-- WHAT IS BEING ASKED --
Report the number of lines of the listing below containing the string "SECTION", with nothing added.

_ _ _ _ _

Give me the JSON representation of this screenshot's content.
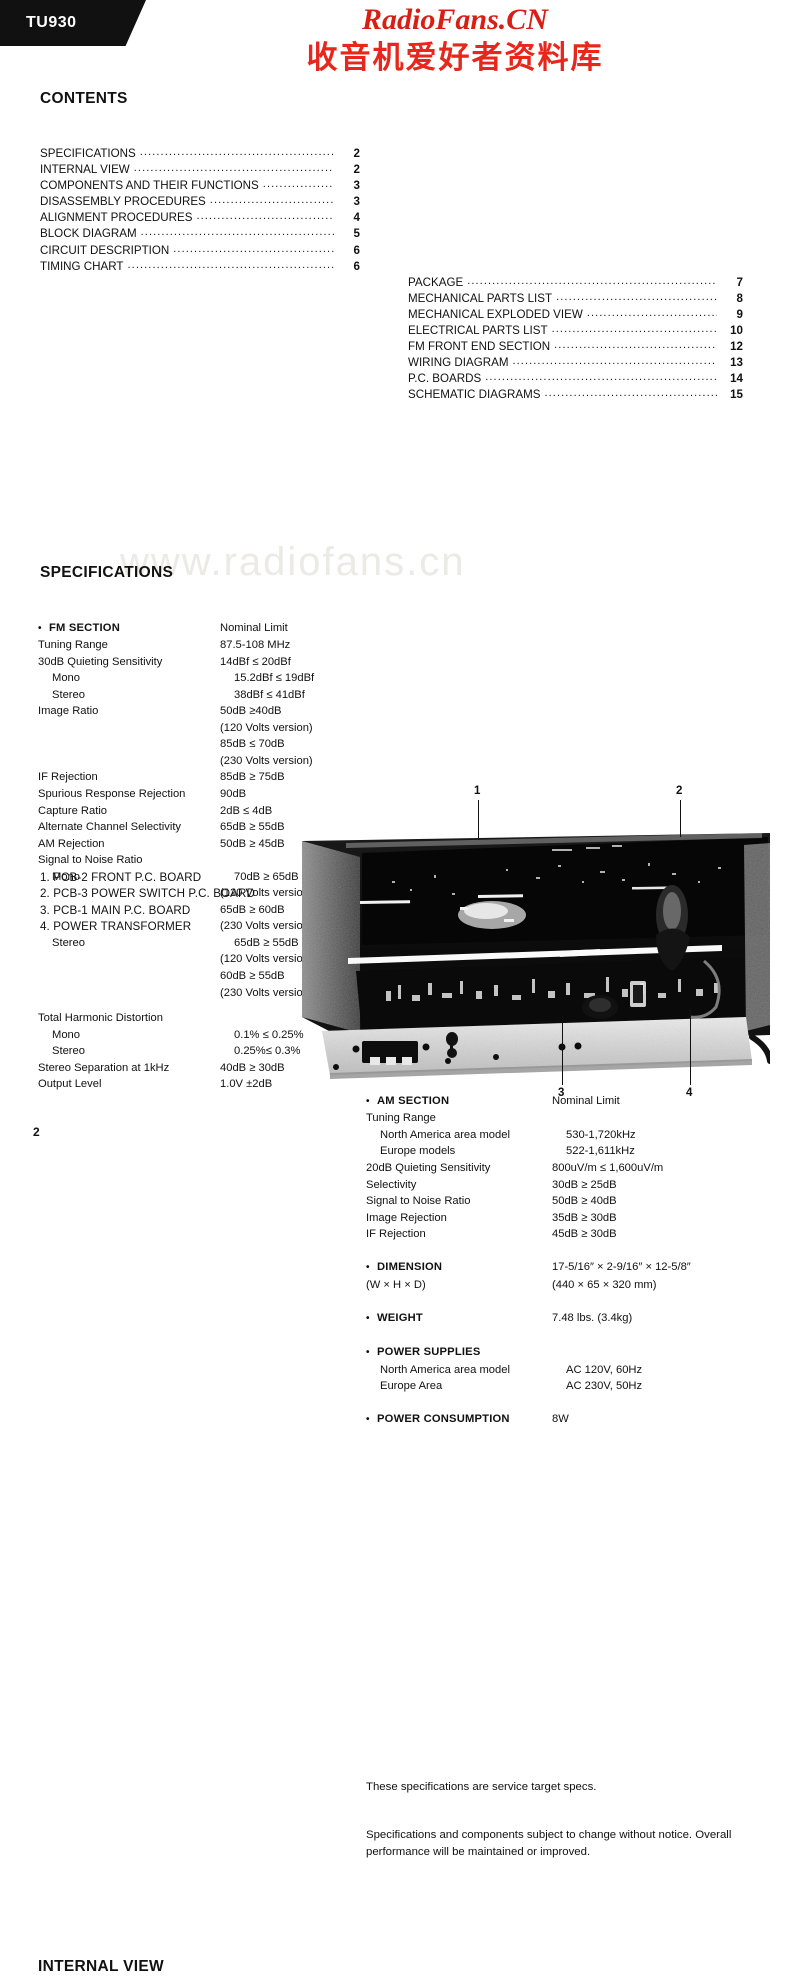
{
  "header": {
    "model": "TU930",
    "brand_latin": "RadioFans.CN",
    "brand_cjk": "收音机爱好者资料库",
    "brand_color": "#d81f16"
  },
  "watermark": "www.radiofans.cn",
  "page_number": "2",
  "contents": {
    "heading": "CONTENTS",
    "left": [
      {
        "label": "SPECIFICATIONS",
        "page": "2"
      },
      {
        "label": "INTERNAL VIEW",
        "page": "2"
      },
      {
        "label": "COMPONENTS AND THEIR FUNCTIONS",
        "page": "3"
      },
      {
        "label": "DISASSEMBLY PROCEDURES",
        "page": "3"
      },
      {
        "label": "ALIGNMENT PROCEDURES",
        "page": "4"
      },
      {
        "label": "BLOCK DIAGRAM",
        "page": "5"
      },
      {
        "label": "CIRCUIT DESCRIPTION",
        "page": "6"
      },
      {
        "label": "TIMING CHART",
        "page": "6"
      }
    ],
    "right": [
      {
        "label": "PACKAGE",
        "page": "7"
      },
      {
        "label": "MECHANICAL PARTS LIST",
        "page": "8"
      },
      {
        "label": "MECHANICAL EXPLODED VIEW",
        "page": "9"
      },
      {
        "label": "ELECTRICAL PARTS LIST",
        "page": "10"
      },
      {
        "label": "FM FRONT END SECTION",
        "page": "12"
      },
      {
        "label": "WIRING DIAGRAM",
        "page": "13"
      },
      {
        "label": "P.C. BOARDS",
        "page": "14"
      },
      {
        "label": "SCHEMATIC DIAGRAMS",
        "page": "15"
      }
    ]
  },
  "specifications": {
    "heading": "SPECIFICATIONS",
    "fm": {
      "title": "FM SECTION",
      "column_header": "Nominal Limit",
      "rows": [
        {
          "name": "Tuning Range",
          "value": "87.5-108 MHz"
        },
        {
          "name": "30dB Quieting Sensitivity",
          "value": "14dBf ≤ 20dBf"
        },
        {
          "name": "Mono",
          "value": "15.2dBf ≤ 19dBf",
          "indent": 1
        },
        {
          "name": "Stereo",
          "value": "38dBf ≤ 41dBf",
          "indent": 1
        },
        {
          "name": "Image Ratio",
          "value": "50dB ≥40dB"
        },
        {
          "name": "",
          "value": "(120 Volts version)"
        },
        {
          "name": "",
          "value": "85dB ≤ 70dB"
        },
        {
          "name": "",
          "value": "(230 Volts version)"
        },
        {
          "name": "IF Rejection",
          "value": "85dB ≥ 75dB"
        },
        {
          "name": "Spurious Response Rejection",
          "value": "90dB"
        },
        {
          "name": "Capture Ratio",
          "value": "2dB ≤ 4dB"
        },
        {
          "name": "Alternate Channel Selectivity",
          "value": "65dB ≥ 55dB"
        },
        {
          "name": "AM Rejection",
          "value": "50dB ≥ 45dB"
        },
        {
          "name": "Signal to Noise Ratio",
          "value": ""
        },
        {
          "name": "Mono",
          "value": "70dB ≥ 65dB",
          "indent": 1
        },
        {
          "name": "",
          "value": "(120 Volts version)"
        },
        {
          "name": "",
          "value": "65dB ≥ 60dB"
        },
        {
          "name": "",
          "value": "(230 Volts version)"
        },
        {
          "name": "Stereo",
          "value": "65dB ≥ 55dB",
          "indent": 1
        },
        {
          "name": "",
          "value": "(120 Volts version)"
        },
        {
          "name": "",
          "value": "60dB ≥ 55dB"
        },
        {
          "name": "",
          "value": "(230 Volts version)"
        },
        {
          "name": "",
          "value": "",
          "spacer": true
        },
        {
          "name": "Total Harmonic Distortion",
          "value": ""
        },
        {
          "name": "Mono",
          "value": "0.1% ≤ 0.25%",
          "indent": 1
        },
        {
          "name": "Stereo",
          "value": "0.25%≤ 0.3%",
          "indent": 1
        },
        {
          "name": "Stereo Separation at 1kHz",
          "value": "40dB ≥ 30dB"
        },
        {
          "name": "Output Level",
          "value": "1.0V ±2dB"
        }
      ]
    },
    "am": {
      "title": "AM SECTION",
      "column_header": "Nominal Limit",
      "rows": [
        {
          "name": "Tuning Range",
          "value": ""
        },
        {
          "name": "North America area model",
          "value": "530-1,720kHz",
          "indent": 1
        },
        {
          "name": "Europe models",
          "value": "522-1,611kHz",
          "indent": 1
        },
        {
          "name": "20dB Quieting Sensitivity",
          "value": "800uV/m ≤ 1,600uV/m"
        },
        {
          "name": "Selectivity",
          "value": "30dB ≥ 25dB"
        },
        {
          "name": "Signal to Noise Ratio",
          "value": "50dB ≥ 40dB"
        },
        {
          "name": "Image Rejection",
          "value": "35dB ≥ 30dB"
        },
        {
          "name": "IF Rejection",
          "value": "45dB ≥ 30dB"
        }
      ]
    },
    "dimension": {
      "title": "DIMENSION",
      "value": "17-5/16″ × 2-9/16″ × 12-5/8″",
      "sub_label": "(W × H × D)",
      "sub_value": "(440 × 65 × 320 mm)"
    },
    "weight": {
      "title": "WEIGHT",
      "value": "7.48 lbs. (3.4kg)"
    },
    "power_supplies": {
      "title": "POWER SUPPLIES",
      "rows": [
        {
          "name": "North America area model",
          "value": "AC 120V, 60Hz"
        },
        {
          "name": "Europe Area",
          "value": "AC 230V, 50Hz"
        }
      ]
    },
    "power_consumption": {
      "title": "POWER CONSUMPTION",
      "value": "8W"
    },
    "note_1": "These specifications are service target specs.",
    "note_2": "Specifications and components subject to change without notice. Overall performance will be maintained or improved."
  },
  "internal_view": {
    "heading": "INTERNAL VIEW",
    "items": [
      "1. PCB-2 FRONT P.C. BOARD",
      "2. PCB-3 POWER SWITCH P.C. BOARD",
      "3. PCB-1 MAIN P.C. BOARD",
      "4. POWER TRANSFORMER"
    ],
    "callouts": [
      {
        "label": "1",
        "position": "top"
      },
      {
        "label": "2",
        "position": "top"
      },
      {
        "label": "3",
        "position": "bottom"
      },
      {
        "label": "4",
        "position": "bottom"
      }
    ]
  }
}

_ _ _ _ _

-- REPLY TO THE TASK --
3